THERE’S NOTHING WRONG WITH FEELING RILED OCCASIONALLY, BUT CHRONIC ANGER LEFT TO FESTER IS TOXIC TO YOUR HEALTH AND LIFE
Have you ever stormed ip out of a shop enraged r at the service, or seethed after a snide remark?
If so, you’re not alone in your anger. If the statistics are accurate, we are a nation boiling with rage.
In an online poll of our sister magazine, Healthy, nearly 40 per cent of respondents said inconsiderate drivers wound them up the most, with bad restaurant service in second place. These figures mirror national bugbears; the British Association of Anger Management (BAAM) reveals that a massive 80 per cent of UK drivers have experienced road rage, 70 per cent of us swear at our computers, and 60 per cent of us have even admitted to decor rage — furious arguments over decorating. But why is it happening? Well, rocketing stress levels certainly don’t help.

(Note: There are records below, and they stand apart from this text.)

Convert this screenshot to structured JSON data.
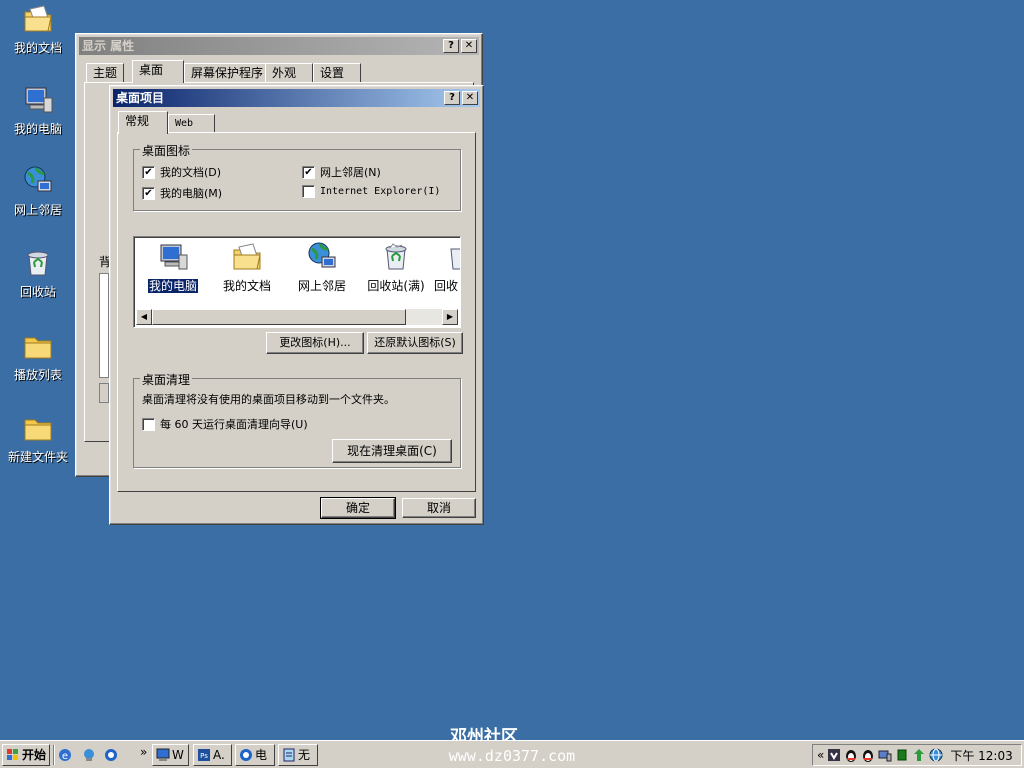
{
  "desktop": {
    "icons": [
      {
        "label": "我的文档",
        "icon": "my-documents-icon"
      },
      {
        "label": "我的电脑",
        "icon": "my-computer-icon"
      },
      {
        "label": "网上邻居",
        "icon": "network-places-icon"
      },
      {
        "label": "回收站",
        "icon": "recycle-bin-icon"
      },
      {
        "label": "播放列表",
        "icon": "folder-icon"
      },
      {
        "label": "新建文件夹",
        "icon": "folder-icon"
      }
    ]
  },
  "display_props": {
    "title": "显示 属性",
    "help": "?",
    "close": "✕",
    "tabs": [
      "主题",
      "桌面",
      "屏幕保护程序",
      "外观",
      "设置"
    ],
    "bg_label": "背"
  },
  "dialog": {
    "title": "桌面项目",
    "help": "?",
    "close": "✕",
    "tabs": [
      "常规",
      "Web"
    ],
    "icons_group": "桌面图标",
    "checkboxes": [
      {
        "label": "我的文档(D)",
        "checked": true
      },
      {
        "label": "网上邻居(N)",
        "checked": true
      },
      {
        "label": "我的电脑(M)",
        "checked": true
      },
      {
        "label": "Internet Explorer(I)",
        "checked": false
      }
    ],
    "list_items": [
      "我的电脑",
      "我的文档",
      "网上邻居",
      "回收站(满)",
      "回收"
    ],
    "change_icon": "更改图标(H)...",
    "restore_default": "还原默认图标(S)",
    "cleanup_group": "桌面清理",
    "cleanup_desc": "桌面清理将没有使用的桌面项目移动到一个文件夹。",
    "cleanup_check": "每 60 天运行桌面清理向导(U)",
    "cleanup_checked": false,
    "cleanup_now": "现在清理桌面(C)",
    "ok": "确定",
    "cancel": "取消"
  },
  "taskbar": {
    "start": "开始",
    "chevron": "»",
    "tasks": [
      "W",
      "A.",
      "电",
      "无"
    ],
    "tray_chevron": "«",
    "time": "下午 12:03"
  },
  "watermark": {
    "line1": "邓州社区",
    "line2": "www.dz0377.com"
  },
  "colors": {
    "desktop": "#3a6ea5",
    "active_title": "#0a246a",
    "face": "#d4d0c8"
  }
}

Government figures say up to five million people in the UK feel ‘very’ or ‘extremely’ stressed by their jobs.
Alternatively, the statistics could simply mean we’re becoming more open about our emotions — at least, that’s what Sue Weston, a life coach who runs anger management workshops, hopes.
`Dissatisfaction has always been part of our lives,’ she says. `Perhaps there’s just less stigma associated with admitting it these days. Admission is the first step.’

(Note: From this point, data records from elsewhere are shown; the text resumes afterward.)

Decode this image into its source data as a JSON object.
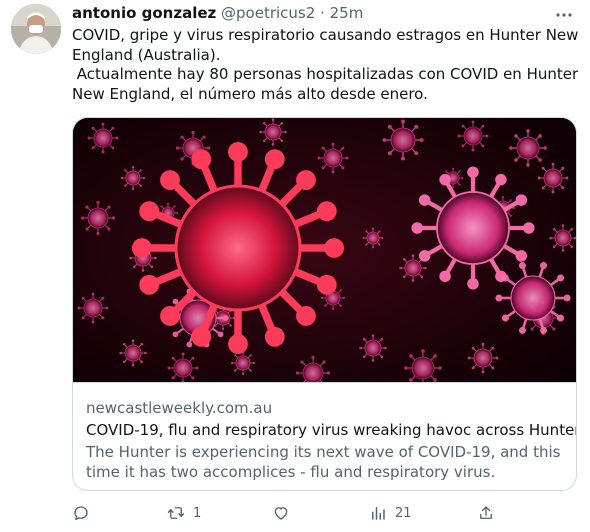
{
  "tweet": {
    "author_name": "antonio gonzalez",
    "author_handle": "@poetricus2",
    "separator": "·",
    "time": "25m",
    "text_line1": "COVID, gripe y virus respiratorio causando estragos en Hunter New England (Australia).",
    "text_line2": " Actualmente hay 80 personas hospitalizadas con COVID en Hunter New England, el número más alto desde enero."
  },
  "card": {
    "domain": "newcastleweekly.com.au",
    "title": "COVID-19, flu and respiratory virus wreaking havoc across Hunter",
    "description": "The Hunter is experiencing its next wave of COVID-19, and this time it has two accomplices - flu and respiratory virus."
  },
  "actions": {
    "reply_count": "",
    "retweet_count": "1",
    "like_count": "",
    "views_count": "21"
  },
  "colors": {
    "text": "#0f1419",
    "secondary": "#536471",
    "border": "#cfd9de",
    "virus_red": "#d4143a",
    "virus_pink": "#ff4f9a"
  },
  "icons": [
    "more-icon",
    "reply-icon",
    "retweet-icon",
    "like-icon",
    "views-icon",
    "share-icon"
  ]
}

But as long as you don’t punch anyone, does anger matter? Yes!
`Anger is a very normal, usually healthy, emotion and it is the way we instinctively respond to threats,’ says clinical psychologist Dr Simone Fox. Historically, it has also driven social change, such as abolishing slavery or fighting for female equality. But if little things often drive you to breaking point, you may need to take action.
`While small to moderate amounts of anger can be channelled in a constructive way, frequent and intense bouts can be downright destructive,’ says Dr Fox.
But, say the experts, it’s the way anger is expressed, not the anger itself, that’s the problem. Not knowing how to handle anger means it’s never dealt with properly and you’ll get more wound up.
`Keeping your anger inside and quietly seething away is just as bad for you as reacting with verbal or physical aggression,’ says Weston. You can keeping your anger level down with natural treatments – learn more here.
If you suppress your anger, you can become hostile, miserable and resentful towards the person who’s making you angry. Aggression has obvious consequences. In both these cases, we can see an inappropriate way of dealing with anger and, if this becomes the norm, your health can really start to suffer.